Selecting Hay for HorsesBy Kentucky Equine Research Staff · January 9, 2015
Hay is an important feedstuff for many horses. It’s a staple for stalled and dry-lotted horses that don’t have access to pasture. Horses that do have grazing space need supplemental hay if the forage is of low quality or in a dormant stage. Hay is also easy to take along as you and your horse travel to shows or events where no other forage will be available for a day or two.
To keep ingested material moving through the digestive tract, horses have a requirement for a certain amount of dietary fiber. Hay fulfills this need any time pasture access is restricted, but this fibrous material contributes much more than just a mechanical action. High-quality hay contains energy, protein, vitamins, and minerals that can make up a significant part of the equine dietary requirement.
To choose the right hay, you need to think about your horse’s total dietary management plan. Hay selection can be based on the horse’s nutritional needs, his body condition, and the other things he eats (pasture, grain, supplements).
Pregnant and lactating mares, stallions in an active breeding program, and young horses will probably benefit from the best-quality hay. This is usually a legume hay (clover, alfalfa (lucerne)) that offers high levels of energy, protein, and other nutrients. Calcium is particularly abundant in legume hay, making it a good choice for horses that are growing rapidly. Indigestible fiber is low in this type of hay so it is appetizing to horses and there is less waste than with a coarser hay.
For many horses with average body condition and a moderate exercise program, hay that contains a mixture of grass and legumes is a good choice. Mixed hay contains fewer calories and more indigestible fiber than legume hay, but it is still appetizing and nutritious if it is fresh and clean. This hay has less calcium and somewhat more phosphorus than alfalfa, but the amounts and ratios are well within acceptable ranges.

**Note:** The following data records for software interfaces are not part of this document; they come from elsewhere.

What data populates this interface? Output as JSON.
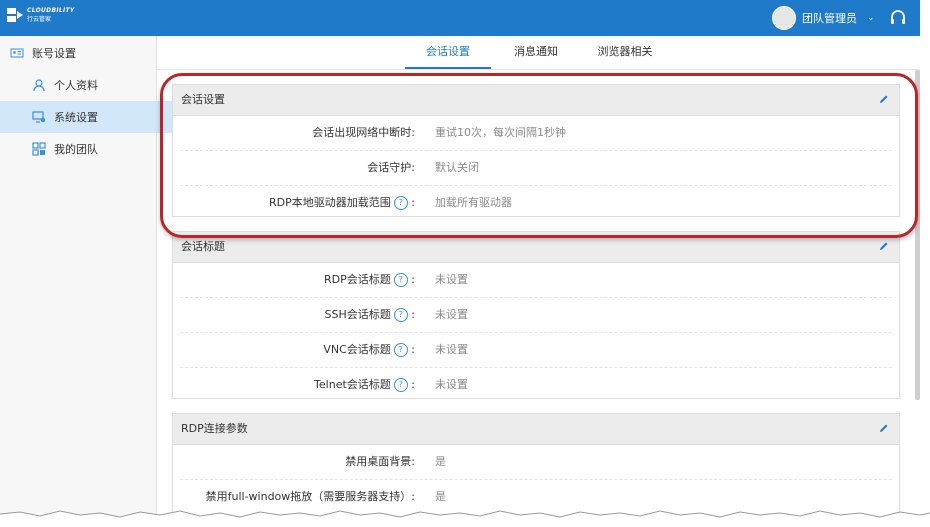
{
  "brand": {
    "logo_en": "CLOUDBILITY",
    "logo_cn": "行云管家"
  },
  "user": {
    "name": "团队管理员"
  },
  "sidebar": {
    "header": "账号设置",
    "items": [
      {
        "label": "个人资料"
      },
      {
        "label": "系统设置"
      },
      {
        "label": "我的团队"
      }
    ]
  },
  "tabs": [
    {
      "label": "会话设置"
    },
    {
      "label": "消息通知"
    },
    {
      "label": "浏览器相关"
    }
  ],
  "sections": [
    {
      "title": "会话设置",
      "rows": [
        {
          "label": "会话出现网络中断时:",
          "value": "重试10次，每次间隔1秒钟"
        },
        {
          "label": "会话守护:",
          "value": "默认关闭"
        },
        {
          "label": "RDP本地驱动器加载范围",
          "value": "加载所有驱动器"
        }
      ]
    },
    {
      "title": "会话标题",
      "rows": [
        {
          "label": "RDP会话标题",
          "value": "未设置"
        },
        {
          "label": "SSH会话标题",
          "value": "未设置"
        },
        {
          "label": "VNC会话标题",
          "value": "未设置"
        },
        {
          "label": "Telnet会话标题",
          "value": "未设置"
        }
      ]
    },
    {
      "title": "RDP连接参数",
      "rows": [
        {
          "label": "禁用桌面背景:",
          "value": "是"
        },
        {
          "label": "禁用full-window拖放（需要服务器支持）:",
          "value": "是"
        }
      ]
    }
  ],
  "help_glyph": "?",
  "colon": ":",
  "colors": {
    "topbar": "#1f7ac9",
    "active_tab": "#1f7ac9",
    "sidebar_active": "#d3e7fa",
    "highlight": "#b8262a"
  }
}
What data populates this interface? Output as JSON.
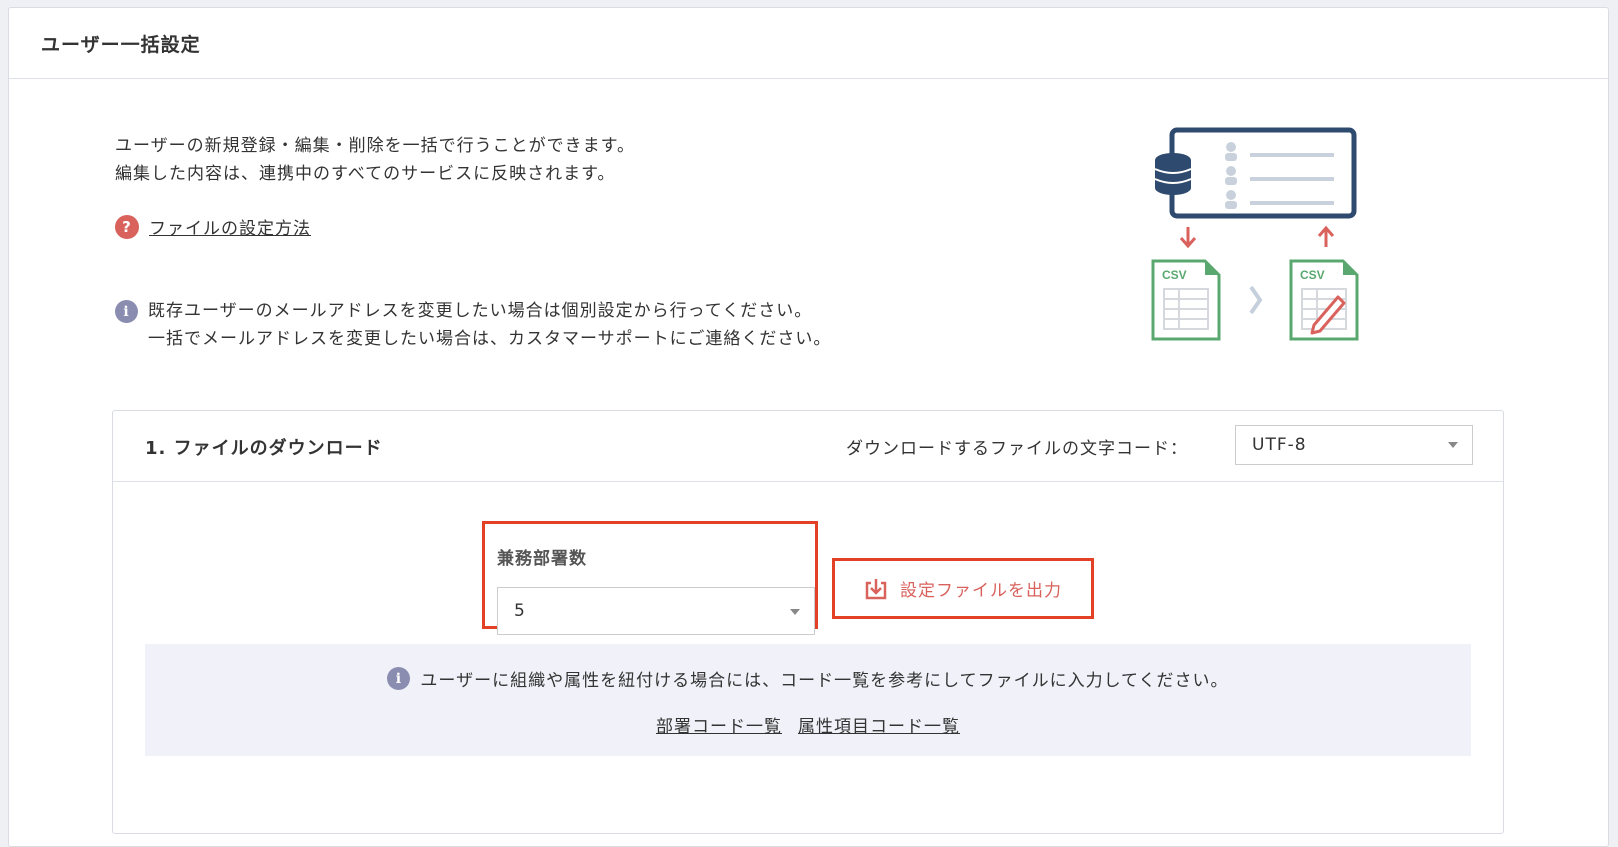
{
  "header": {
    "title": "ユーザー一括設定"
  },
  "intro": {
    "line1": "ユーザーの新規登録・編集・削除を一括で行うことができます。",
    "line2": "編集した内容は、連携中のすべてのサービスに反映されます。"
  },
  "help": {
    "icon": "question-icon",
    "link": "ファイルの設定方法",
    "color": "#d9625d"
  },
  "notice": {
    "line1": "既存ユーザーのメールアドレスを変更したい場合は個別設定から行ってください。",
    "line2": "一括でメールアドレスを変更したい場合は、カスタマーサポートにご連絡ください。"
  },
  "illustration": {
    "csv_left": "CSV",
    "csv_right": "CSV"
  },
  "download_section": {
    "title": "1. ファイルのダウンロード",
    "encoding_label": "ダウンロードするファイルの文字コード：",
    "encoding_value": "UTF-8",
    "dept_count_label": "兼務部署数",
    "dept_count_value": "5",
    "export_button": "設定ファイルを出力",
    "info_text": "ユーザーに組織や属性を紐付ける場合には、コード一覧を参考にしてファイルに入力してください。",
    "links": [
      "部署コード一覧",
      "属性項目コード一覧"
    ]
  },
  "colors": {
    "accent": "#d9625d",
    "highlight": "#e34126",
    "navy": "#2e4a6e",
    "green": "#5aa86f",
    "info": "#8a8db0"
  }
}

Grass hay is the best type for many mature, idle, overweight horses and those with some metabolic problems. Caloric level is lowest, though it may still be too high for safe use with horses that have insulin resistance. Obese horses can eat more of this hay without taking in the energy contained in a better-grade hay. Grass hay has the lowest levels of protein, energy, and other nutrients, so horses eating this hay may need to be given fortified grain or a balancer pellet to meet their vitamin and mineral requirements.
All hay for horses should be clean, sweet-smelling, and free of mold, dust, and excessive rough or stemmy vegetation. Horses should be given 1 to 2% of their body weight in hay or another forage each day. Owners need to monitor their horses’ body weights on a regular schedule and consider feeding a different type of hay if necessary to maintain an acceptable body condition. If horses tend to gain weight on a particular type of hay, gradually switching to a lower-quality hay is preferable to restricting the amount of a better type.